Netflix hit Squid Game highlights localization pain points

MultiLingual was among the first to report on the translation issues surrounding the Netflix smash hit, Squid Game. Since then, international media seized upon the story, from CNN to NBC and beyond. 

The latest comes from Rest of World, which provides the clearest picture yet of the issues plaguing Squid Game’s localization process. According to the article, Netflix paid $13 per minute for translation from Korean audio to English subtitles. But the translators themselves saw little of that payout. 

It’s emblematic of the labor shortage that could beset the entertainment industry as international media surges in popularity. As the Rest of World article points out, low wages for translators may contribute to a forthcoming localization crunch. Only time will tell how severely labor shortages will impact international entertainment. 

That’s a problem that could affect all markets, particularly non-English languages. According to a recent study by the Entertainment Globalization Association, 10% of respondents in France, Italy, Germany, and Spain encountered localization problems every day, 18% at one or two times a week, 33% at one or two times a month, and 25% one or two times a year. Only 13% reported no issues at all. 

Whether it’s the ongoing labor shortage or chatter over fan theories, it seems Squid Game has a place in every current-events conversation. Even Saturday Night Live got in on Squid Game‘s localization challenges in a recent episode featuring Rami Malek and Pete Davidson.

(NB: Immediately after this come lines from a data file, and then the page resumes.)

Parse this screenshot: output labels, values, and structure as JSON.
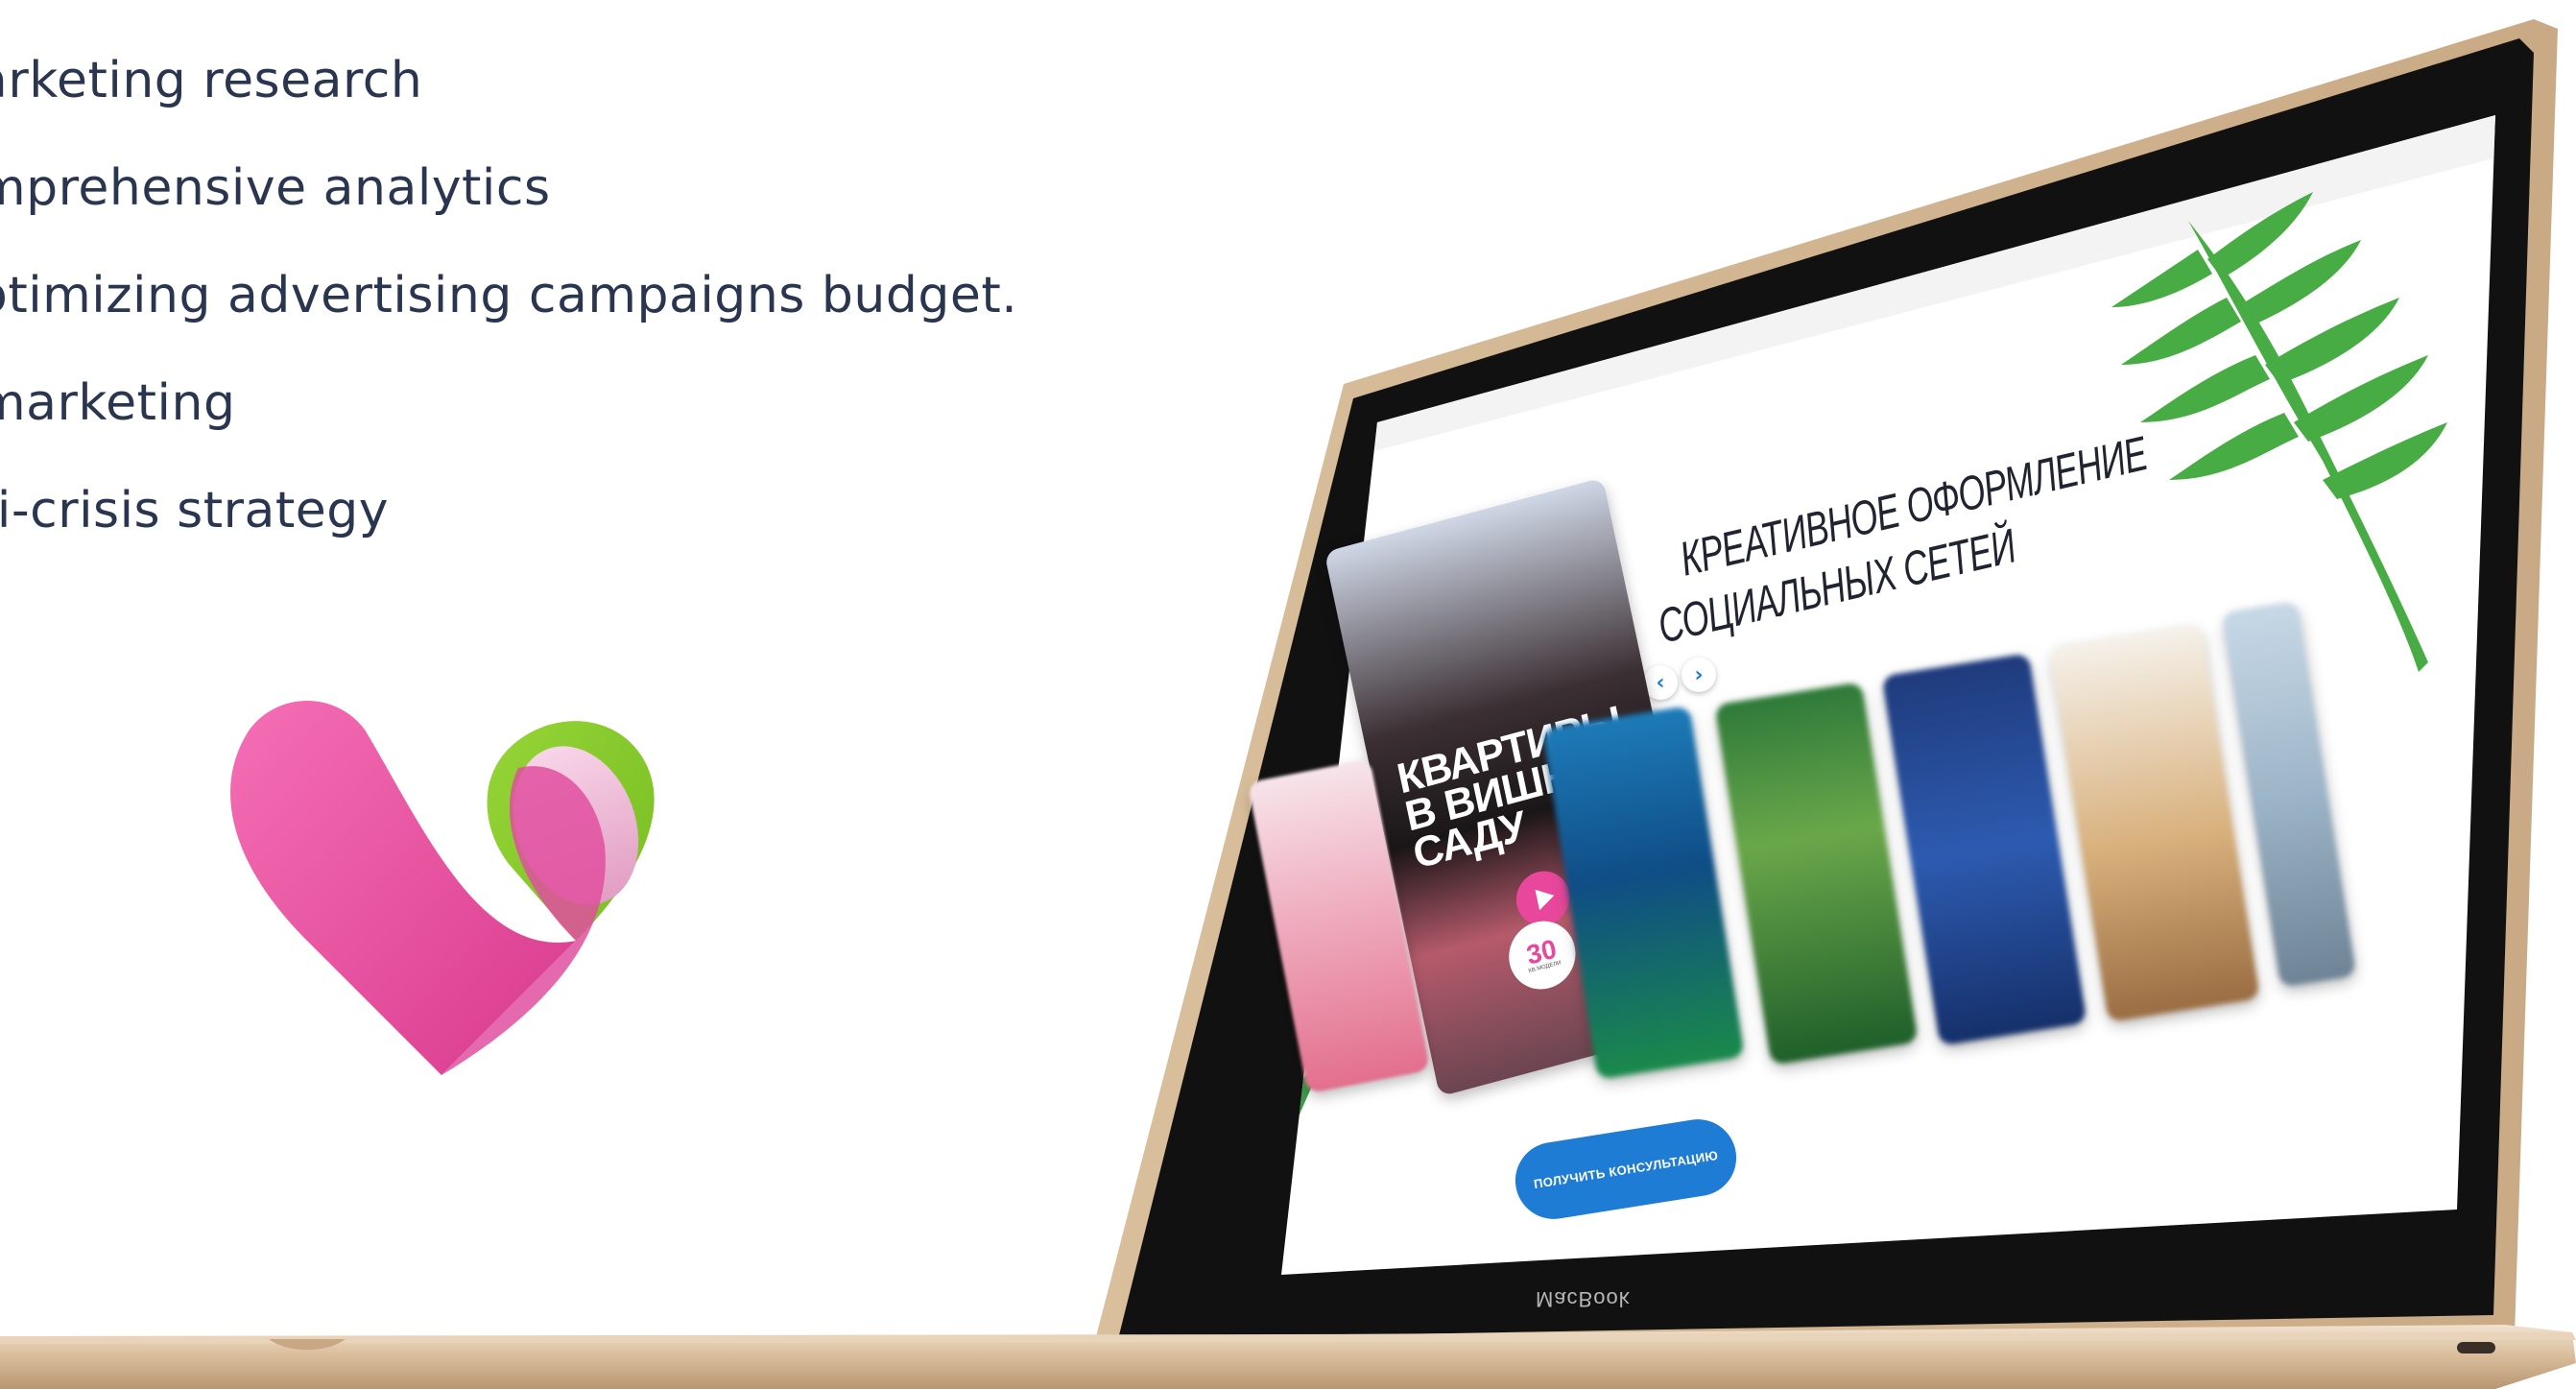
{
  "services": [
    "arketing research",
    "mprehensive analytics",
    "otimizing advertising campaigns budget.",
    "marketing",
    "ti-crisis strategy"
  ],
  "laptop": {
    "brand": "MacBook",
    "website": {
      "headline_line1": "КРЕАТИВНОЕ ОФОРМЛЕНИЕ",
      "headline_line2": "СОЦИАЛЬНЫХ СЕТЕЙ",
      "cta_label": "ПОЛУЧИТЬ КОНСУЛЬТАЦИЮ",
      "prev_arrow": "‹",
      "next_arrow": "›",
      "featured_card": {
        "title_line1": "КВАРТИРЫ",
        "title_line2": "В ВИШНЕВОМ",
        "title_line3": "САДУ",
        "price": "30",
        "price_unit": "КВ.МОДЕЛИ"
      }
    }
  },
  "colors": {
    "text": "#2a3550",
    "accent_blue": "#1f7cd4",
    "heart_pink": "#e8479b",
    "heart_green": "#8ccf2e",
    "laptop_gold": "#d9bf9c"
  }
}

With news that Squid Game Season Two is coming sometime down the line, it’s unlikely to lose relevance any time soon — assuming the translation industry can keep up.   

Cameron Rasmusson
Cameron Rasmusson is a writer and journalist. His first job out of the University of Montana School of Journalism took him to Sandpoint, Idaho as a staff writer for the Bonner County Daily Bee. Since 2010 he's honed his skills as a writer and reporter, joining the MultiLingual staff as Editor-in-Chief in 2021.

RELATED ARTICLES

Weekly Digest

Subscribe to stay updated